Forgive the dramatic title but I'm increasingly convinced that grazing by herbivorous snails is an essential mechanism in the promotion of coralline algaes over the lower green algaes like hair algae and Enteromorpha.
Enteromorpha quickly grows over all surfaces and coralline algaes are unable to compete. A week ago I boosted the number of herbivorous periwinkles and topshells in my tank by about 400%. Adding another 60 or 70. I had noted that in areas of strong coralline algal growth, especially in Kimmeridge Bay the number of snails per square metre was very high, approx 40 - 50.
In a week almost all surfaces previously colonised by Enteromorpha have been grazed bare and in its place new corroline algae, both branching and encrusting has flourished. Furthermore new wrack growth has been noted on previous areas that had appeared devoid of anything but hair algae.
It would be interesting to be able to create a snail-proof 'cage' in a Kimmeridge rockpool and see if Enteromorpha takes over when the heavy grazing is stopped from occuring.
In the British reef aquaria, therefore, snails can be used to naturally create the conditions for coralline algae to flourish. As an added bonus I never need to clean the glass! Interestingly coralline algae growth seems restricted to rocks, shells etc. unlike in tropical tanks where encrusting growths quickly cover pumps and glass. perhaps British winkles and topshells are also able to feed on coralline algae on very smooth surfaces? The commonly used Turbo snails used in tropical aquaria may simply not feed on coralline algaes?
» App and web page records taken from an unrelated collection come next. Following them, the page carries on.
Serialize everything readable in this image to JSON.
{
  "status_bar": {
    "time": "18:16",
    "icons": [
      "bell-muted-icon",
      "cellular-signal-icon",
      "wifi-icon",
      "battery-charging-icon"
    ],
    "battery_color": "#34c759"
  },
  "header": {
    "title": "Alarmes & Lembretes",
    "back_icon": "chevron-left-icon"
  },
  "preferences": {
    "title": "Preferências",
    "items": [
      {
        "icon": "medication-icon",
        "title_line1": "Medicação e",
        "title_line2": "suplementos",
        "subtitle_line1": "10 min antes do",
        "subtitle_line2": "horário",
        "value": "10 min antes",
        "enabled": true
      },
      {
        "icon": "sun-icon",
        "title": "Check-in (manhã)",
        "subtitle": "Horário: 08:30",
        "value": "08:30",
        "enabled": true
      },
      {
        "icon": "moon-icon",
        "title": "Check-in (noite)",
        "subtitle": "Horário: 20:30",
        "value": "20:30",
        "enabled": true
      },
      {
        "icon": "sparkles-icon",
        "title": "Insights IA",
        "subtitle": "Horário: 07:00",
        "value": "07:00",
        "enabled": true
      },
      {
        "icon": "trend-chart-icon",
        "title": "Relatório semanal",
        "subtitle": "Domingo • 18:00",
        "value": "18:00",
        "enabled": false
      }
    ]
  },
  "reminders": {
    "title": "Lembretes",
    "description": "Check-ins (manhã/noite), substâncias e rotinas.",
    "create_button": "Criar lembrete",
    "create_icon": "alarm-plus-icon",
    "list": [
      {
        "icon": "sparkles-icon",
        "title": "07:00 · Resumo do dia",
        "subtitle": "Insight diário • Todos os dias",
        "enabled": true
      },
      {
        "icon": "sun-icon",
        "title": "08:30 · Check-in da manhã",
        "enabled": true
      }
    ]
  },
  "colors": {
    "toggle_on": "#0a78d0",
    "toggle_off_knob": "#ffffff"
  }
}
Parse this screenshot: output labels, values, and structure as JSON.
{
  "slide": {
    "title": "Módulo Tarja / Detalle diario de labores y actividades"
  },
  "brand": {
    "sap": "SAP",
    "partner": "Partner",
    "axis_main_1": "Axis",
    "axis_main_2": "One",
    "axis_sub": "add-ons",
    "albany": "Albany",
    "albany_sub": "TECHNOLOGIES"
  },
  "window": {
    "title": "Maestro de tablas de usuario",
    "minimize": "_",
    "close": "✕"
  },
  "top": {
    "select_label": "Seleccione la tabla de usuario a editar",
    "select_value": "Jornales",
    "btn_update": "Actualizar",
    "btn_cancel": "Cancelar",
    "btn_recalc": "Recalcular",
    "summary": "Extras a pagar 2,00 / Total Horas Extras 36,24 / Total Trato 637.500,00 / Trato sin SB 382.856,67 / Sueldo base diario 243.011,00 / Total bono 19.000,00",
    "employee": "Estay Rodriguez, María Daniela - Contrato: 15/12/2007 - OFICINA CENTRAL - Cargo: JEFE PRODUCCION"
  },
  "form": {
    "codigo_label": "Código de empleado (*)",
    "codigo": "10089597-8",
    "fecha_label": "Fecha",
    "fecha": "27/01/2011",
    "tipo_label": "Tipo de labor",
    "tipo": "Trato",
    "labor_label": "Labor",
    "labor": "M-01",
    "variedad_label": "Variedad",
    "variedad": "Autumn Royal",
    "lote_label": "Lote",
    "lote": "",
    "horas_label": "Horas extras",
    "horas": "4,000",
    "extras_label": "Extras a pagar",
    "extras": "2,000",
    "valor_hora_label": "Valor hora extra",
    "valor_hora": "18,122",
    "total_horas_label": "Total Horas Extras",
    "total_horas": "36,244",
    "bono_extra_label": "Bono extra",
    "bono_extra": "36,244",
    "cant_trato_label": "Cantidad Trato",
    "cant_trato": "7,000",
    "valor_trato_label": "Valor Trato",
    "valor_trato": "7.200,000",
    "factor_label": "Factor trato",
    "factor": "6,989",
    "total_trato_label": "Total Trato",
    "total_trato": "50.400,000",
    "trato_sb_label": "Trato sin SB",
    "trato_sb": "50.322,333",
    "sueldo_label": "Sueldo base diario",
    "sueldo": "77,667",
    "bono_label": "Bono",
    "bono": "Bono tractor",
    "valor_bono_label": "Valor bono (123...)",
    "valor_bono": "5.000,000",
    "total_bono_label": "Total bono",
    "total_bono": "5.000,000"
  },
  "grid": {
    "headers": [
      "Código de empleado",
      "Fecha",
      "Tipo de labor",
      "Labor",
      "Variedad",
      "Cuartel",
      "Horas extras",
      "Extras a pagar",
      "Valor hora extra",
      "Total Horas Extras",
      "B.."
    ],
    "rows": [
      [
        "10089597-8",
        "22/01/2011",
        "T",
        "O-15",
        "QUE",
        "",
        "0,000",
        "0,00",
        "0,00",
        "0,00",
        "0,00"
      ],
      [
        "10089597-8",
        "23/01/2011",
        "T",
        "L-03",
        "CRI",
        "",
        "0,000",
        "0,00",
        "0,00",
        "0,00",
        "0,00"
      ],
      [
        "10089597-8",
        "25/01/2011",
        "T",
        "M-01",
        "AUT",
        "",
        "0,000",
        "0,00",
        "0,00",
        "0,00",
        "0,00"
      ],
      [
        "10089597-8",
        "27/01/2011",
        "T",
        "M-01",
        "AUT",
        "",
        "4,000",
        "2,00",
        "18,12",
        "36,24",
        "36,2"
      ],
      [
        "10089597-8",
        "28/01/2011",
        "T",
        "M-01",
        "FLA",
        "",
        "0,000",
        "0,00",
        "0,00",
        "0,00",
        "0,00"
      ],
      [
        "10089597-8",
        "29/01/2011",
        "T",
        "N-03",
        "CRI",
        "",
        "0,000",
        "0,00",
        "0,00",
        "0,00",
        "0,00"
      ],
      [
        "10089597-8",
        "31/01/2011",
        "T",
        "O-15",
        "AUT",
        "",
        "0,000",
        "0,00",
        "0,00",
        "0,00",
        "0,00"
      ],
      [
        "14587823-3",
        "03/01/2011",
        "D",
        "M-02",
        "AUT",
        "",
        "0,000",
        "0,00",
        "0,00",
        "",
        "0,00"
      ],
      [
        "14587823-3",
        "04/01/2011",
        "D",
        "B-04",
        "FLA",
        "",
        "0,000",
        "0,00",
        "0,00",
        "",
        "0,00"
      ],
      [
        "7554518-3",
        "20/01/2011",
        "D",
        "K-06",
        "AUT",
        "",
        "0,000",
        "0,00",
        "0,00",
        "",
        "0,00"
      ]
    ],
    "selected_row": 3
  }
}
I am convinced that its not enough simply to mimic sea temperature, natural light levels, salinity and chemistry to promote corraline algae. Grazing appears to be an important factor. The conversion of green algae to soluble excreted snail waste for the skimmer is also an excellent nitrate and phosphate exporter whilst releasing minerals back into the water for use by higher and more desirable algaes.